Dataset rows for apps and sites
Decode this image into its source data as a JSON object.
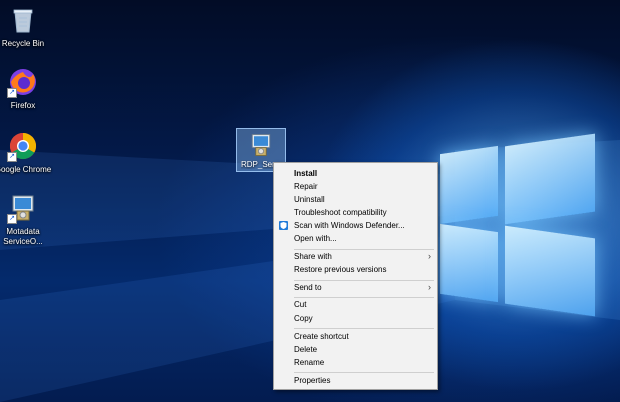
{
  "desktop_icons": [
    {
      "label": "Recycle Bin",
      "icon": "recycle-bin-icon"
    },
    {
      "label": "Firefox",
      "icon": "firefox-icon"
    },
    {
      "label": "Google Chrome",
      "icon": "chrome-icon"
    },
    {
      "label": "Motadata ServiceO...",
      "icon": "installer-icon"
    }
  ],
  "selected_file": {
    "label": "RDP_Serve",
    "icon": "installer-icon"
  },
  "context_menu": {
    "items": {
      "install": "Install",
      "repair": "Repair",
      "uninstall": "Uninstall",
      "troubleshoot": "Troubleshoot compatibility",
      "scan": "Scan with Windows Defender...",
      "open_with": "Open with...",
      "share_with": "Share with",
      "restore": "Restore previous versions",
      "send_to": "Send to",
      "cut": "Cut",
      "copy": "Copy",
      "create_shortcut": "Create shortcut",
      "delete": "Delete",
      "rename": "Rename",
      "properties": "Properties"
    },
    "submenu_arrow": "›",
    "scan_icon": "windows-defender-icon"
  },
  "colors": {
    "menu_bg": "#f2f2f2",
    "desktop_accent": "#0a5ad6",
    "selection": "#82b4e6"
  }
}
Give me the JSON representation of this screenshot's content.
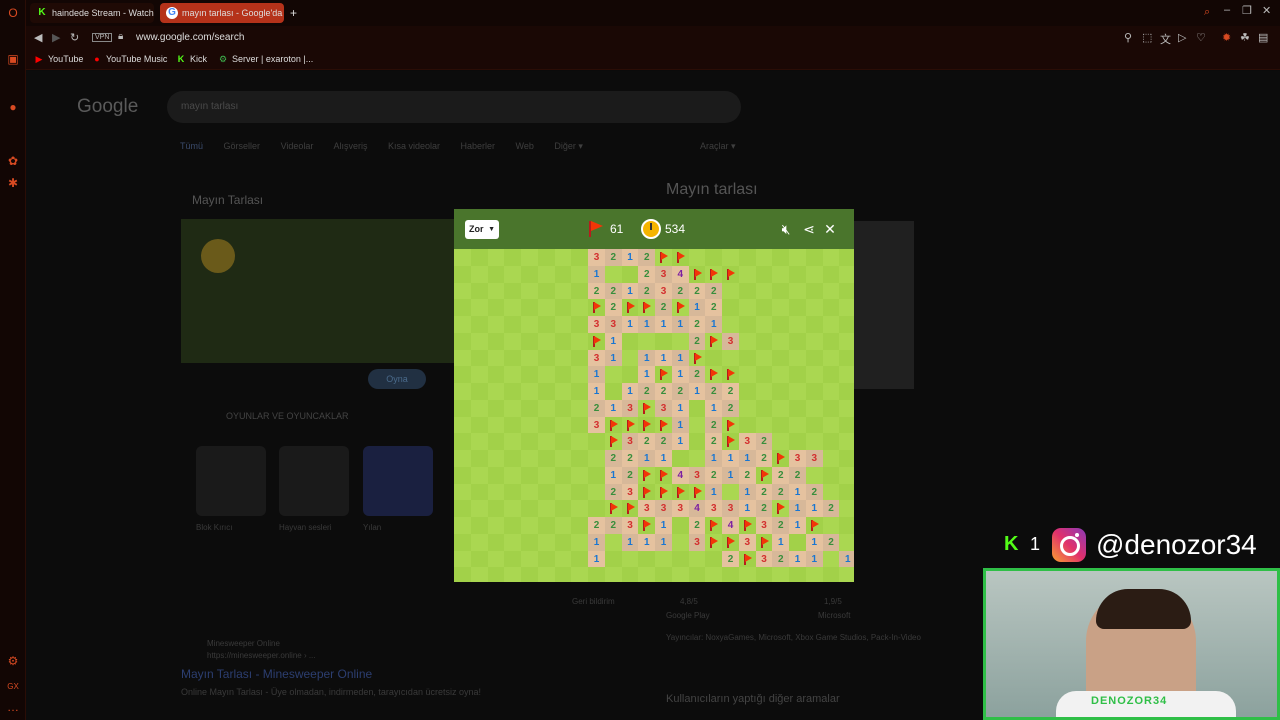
{
  "browser": {
    "tabs": [
      {
        "label": "haindede Stream - Watch",
        "icon": "kick-icon",
        "active": false
      },
      {
        "label": "mayın tarlası - Google'da",
        "icon": "google-icon",
        "active": true
      }
    ],
    "new_tab": "+",
    "url": "www.google.com/search",
    "vpn": "VPN",
    "bookmarks": [
      {
        "label": "YouTube",
        "icon": "youtube-icon"
      },
      {
        "label": "YouTube Music",
        "icon": "youtube-music-icon"
      },
      {
        "label": "Kick",
        "icon": "kick-icon"
      },
      {
        "label": "Server | exaroton |...",
        "icon": "server-icon"
      }
    ]
  },
  "google": {
    "logo": "Google",
    "query": "mayın tarlası",
    "tabs": [
      "Tümü",
      "Görseller",
      "Videolar",
      "Alışveriş",
      "Kısa videolar",
      "Haberler",
      "Web",
      "Diğer ▾"
    ],
    "tools": "Araçlar ▾",
    "card_title": "Mayın Tarlası",
    "play_button": "Oyna",
    "games_label": "OYUNLAR VE OYUNCAKLAR",
    "games": [
      "Blok Kırıcı",
      "Hayvan sesleri",
      "Yılan"
    ],
    "result_site": "Minesweeper Online",
    "result_url": "https://minesweeper.online › ...",
    "result_title": "Mayın Tarlası - Minesweeper Online",
    "result_desc": "Online Mayın Tarlası - Üye olmadan, indirmeden, tarayıcıdan ücretsiz oyna!",
    "kp_title": "Mayın tarlası",
    "kp_ratings": [
      "4,8/5",
      "1,9/5"
    ],
    "kp_rating_sources": [
      "Google Play",
      "Microsoft"
    ],
    "kp_publishers": "Yayıncılar: NoxyaGames, Microsoft, Xbox Game Studios, Pack-In-Video",
    "kp_other": "Kullanıcıların yaptığı diğer aramalar",
    "more_results": "Geri bildirim"
  },
  "game": {
    "difficulty": "Zor",
    "flags_left": "61",
    "time": "534",
    "icons": [
      "sound-muted-icon",
      "share-icon",
      "close-icon"
    ],
    "colors": {
      "light_grass": "#aad751",
      "dark_grass": "#a2d149",
      "light_dirt": "#e5c29f",
      "dark_dirt": "#d7b899",
      "header": "#4a752c"
    },
    "cell_size": 16.75,
    "rows": [
      "________3212FF___________",
      "________1__234FFF________",
      "________22123222_________",
      "________F2FF2F12__________",
      "________33111121_________",
      "________F1____2F3________",
      "________31_111F__________",
      "________1__1F12FF________",
      "________1_1222122________",
      "________213F31_12________",
      "________3FFFF1_2F________",
      "_________F3221_2F32______",
      "_________2211__1112F33___",
      "_________12FF43212F22____",
      "_________23FFFF1_12212___",
      "_________FF33343312F112__",
      "________223F1_2F4F321F___",
      "________1_111_3FF3F1_12__",
      "________1_______2F3211_1_"
    ]
  },
  "stream": {
    "kick_count": "1",
    "instagram_handle": "@denozor34",
    "cam_label": "DENOZOR34"
  }
}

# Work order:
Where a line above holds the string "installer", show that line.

# Answer to this exercise:
      "icon": "installer-icon"
    "icon": "installer-icon"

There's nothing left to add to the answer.